A model developer only has to set up a quantity vector to be solved, select any kind of discretization (finite elements, finite differences or finite boxes) and has to define the discretized residual vector. Its derivative is calculated automatically by the system but alternatively can be defined by the user, if influence on the iterative behavior of the system using penalty terms or damping methods is desired. Several variables within the model can be marked as parameters or derivative quantities (e.g. the gradient field of an unknown quantity) to simplify the interactive process in user mode. These variables are treated in a special manner by AMIGOS so that the performance of the system stays as high as possible.

AMI is equipped with an analytical and a numerical optimizer which is tailor-made for matrix operations and standard mathematical expressions (e.g. +, -, /, *, sin, cos, atanh, ...) to minimize the number of operations for evaluation of a defined model.

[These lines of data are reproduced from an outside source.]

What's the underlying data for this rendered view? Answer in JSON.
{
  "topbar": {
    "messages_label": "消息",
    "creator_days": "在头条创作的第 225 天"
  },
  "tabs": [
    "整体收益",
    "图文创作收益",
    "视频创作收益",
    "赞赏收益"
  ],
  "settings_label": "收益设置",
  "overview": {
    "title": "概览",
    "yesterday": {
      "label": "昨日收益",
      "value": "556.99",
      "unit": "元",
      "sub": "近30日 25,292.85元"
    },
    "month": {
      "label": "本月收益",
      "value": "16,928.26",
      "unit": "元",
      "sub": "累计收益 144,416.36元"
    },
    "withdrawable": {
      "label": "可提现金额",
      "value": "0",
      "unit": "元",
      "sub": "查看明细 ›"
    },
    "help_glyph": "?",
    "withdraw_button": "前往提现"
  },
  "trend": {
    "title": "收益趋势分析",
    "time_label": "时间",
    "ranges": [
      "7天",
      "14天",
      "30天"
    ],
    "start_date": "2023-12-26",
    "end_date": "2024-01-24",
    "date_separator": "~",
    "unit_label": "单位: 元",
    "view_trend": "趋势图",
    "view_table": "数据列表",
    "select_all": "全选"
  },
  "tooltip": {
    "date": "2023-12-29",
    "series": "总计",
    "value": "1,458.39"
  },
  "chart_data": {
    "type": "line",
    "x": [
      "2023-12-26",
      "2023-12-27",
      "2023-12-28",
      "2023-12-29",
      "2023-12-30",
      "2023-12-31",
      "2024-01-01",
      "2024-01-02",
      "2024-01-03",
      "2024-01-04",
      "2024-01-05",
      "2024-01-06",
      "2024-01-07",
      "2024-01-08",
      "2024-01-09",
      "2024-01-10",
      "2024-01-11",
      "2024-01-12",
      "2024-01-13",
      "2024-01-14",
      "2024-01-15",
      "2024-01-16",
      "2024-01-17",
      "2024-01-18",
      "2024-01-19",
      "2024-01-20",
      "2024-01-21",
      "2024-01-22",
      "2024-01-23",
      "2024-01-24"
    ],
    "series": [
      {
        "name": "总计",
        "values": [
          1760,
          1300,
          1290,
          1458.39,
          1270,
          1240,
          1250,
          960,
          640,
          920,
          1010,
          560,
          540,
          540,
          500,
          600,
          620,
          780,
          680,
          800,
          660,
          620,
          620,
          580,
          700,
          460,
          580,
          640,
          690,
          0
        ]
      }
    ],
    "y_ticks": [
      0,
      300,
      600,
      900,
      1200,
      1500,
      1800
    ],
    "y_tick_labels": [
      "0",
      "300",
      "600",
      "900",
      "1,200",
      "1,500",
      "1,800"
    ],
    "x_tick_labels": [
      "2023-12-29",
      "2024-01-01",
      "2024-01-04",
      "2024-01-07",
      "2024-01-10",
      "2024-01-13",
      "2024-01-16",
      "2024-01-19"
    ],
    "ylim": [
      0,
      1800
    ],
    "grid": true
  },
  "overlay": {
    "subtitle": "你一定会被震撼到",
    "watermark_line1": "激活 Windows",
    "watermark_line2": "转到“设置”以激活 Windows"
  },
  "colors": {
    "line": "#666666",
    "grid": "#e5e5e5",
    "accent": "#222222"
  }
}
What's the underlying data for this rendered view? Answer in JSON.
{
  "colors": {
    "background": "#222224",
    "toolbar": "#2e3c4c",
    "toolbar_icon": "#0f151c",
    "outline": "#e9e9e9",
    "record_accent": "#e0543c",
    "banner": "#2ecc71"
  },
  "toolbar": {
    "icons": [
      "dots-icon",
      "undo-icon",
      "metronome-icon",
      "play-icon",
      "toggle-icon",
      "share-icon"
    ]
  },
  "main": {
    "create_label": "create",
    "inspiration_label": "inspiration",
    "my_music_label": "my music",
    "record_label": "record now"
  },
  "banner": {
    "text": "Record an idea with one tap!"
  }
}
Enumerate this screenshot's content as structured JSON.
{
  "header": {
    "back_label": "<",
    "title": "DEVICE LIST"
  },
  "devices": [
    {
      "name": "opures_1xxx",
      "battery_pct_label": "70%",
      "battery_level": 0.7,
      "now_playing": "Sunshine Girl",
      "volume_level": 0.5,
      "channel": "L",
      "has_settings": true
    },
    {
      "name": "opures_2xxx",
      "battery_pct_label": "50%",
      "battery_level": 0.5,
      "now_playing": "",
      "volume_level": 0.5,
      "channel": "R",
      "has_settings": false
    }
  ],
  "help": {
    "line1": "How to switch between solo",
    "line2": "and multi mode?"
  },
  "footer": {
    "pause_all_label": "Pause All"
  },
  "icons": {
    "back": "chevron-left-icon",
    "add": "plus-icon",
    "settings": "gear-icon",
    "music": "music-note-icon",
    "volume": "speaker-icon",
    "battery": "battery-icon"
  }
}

Every mathematical term calculated is stored and reused whenever an equivalent term is detected (taking commutative law, associative law, etc. into account). Operations like multiplying with zero or one are detected and immediately eliminated which drastically reduces the amount of operations, especially when using matrices. Therefore the number of internal mathematical operations of a complete model can be reduced considerably which leads to very high performance in addition to high flexibility. Comparisons between models using the built-in optimizer and non optimized models have shown, that the optimization reduces the number of operations by a factor of approximately three.

Next: 4.3.1 The Model Definition Up: 4. AMIGOS Previous: 4.2.4 Boundary Initialization